Nothing in the records should be altered; retype them all exactly.

╭─ Recorded data

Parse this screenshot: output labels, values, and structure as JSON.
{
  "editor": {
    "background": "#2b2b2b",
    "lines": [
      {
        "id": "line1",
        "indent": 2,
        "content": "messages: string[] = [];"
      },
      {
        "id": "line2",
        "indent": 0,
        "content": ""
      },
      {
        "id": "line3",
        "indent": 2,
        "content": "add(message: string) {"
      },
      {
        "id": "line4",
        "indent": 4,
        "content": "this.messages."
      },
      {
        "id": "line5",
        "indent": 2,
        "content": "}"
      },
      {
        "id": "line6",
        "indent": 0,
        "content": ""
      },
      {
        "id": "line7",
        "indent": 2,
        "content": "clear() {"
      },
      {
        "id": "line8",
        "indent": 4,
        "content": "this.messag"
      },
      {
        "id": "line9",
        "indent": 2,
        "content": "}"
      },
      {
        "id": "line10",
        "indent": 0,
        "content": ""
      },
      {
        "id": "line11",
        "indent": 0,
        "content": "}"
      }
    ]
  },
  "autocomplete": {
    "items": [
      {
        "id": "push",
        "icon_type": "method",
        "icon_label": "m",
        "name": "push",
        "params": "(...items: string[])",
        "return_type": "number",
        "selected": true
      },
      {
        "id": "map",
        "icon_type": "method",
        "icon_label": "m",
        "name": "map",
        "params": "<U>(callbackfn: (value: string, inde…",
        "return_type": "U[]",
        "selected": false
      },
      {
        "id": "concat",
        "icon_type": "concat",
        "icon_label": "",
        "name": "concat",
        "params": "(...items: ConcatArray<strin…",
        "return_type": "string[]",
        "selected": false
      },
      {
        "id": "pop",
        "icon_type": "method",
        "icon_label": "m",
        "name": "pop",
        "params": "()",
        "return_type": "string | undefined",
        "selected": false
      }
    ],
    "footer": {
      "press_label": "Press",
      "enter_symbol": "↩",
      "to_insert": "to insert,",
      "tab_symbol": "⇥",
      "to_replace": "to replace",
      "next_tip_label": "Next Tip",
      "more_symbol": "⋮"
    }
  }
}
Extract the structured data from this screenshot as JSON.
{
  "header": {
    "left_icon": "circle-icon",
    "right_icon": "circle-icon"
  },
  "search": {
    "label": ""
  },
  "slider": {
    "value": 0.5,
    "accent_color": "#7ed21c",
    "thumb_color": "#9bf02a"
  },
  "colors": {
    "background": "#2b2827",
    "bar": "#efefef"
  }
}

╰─

- _Answer box_
Parse this screenshot: output labels, values, and structure as JSON.
{
  "editor": {
    "background": "#2b2b2b",
    "lines": [
      {
        "id": "line1",
        "indent": 2,
        "content": "messages: string[] = [];"
      },
      {
        "id": "line2",
        "indent": 0,
        "content": ""
      },
      {
        "id": "line3",
        "indent": 2,
        "content": "add(message: string) {"
      },
      {
        "id": "line4",
        "indent": 4,
        "content": "this.messages."
      },
      {
        "id": "line5",
        "indent": 2,
        "content": "}"
      },
      {
        "id": "line6",
        "indent": 0,
        "content": ""
      },
      {
        "id": "line7",
        "indent": 2,
        "content": "clear() {"
      },
      {
        "id": "line8",
        "indent": 4,
        "content": "this.messag"
      },
      {
        "id": "line9",
        "indent": 2,
        "content": "}"
      },
      {
        "id": "line10",
        "indent": 0,
        "content": ""
      },
      {
        "id": "line11",
        "indent": 0,
        "content": "}"
      }
    ]
  },
  "autocomplete": {
    "items": [
      {
        "id": "push",
        "icon_type": "method",
        "icon_label": "m",
        "name": "push",
        "params": "(...items: string[])",
        "return_type": "number",
        "selected": true
      },
      {
        "id": "map",
        "icon_type": "method",
        "icon_label": "m",
        "name": "map",
        "params": "<U>(callbackfn: (value: string, inde…",
        "return_type": "U[]",
        "selected": false
      },
      {
        "id": "concat",
        "icon_type": "concat",
        "icon_label": "",
        "name": "concat",
        "params": "(...items: ConcatArray<strin…",
        "return_type": "string[]",
        "selected": false
      },
      {
        "id": "pop",
        "icon_type": "method",
        "icon_label": "m",
        "name": "pop",
        "params": "()",
        "return_type": "string | undefined",
        "selected": false
      }
    ],
    "footer": {
      "press_label": "Press",
      "enter_symbol": "↩",
      "to_insert": "to insert,",
      "tab_symbol": "⇥",
      "to_replace": "to replace",
      "next_tip_label": "Next Tip",
      "more_symbol": "⋮"
    }
  }
}
Extract the structured data from this screenshot as JSON.
{
  "header": {
    "left_icon": "circle-icon",
    "right_icon": "circle-icon"
  },
  "search": {
    "label": ""
  },
  "slider": {
    "value": 0.5,
    "accent_color": "#7ed21c",
    "thumb_color": "#9bf02a"
  },
  "colors": {
    "background": "#2b2827",
    "bar": "#efefef"
  }
}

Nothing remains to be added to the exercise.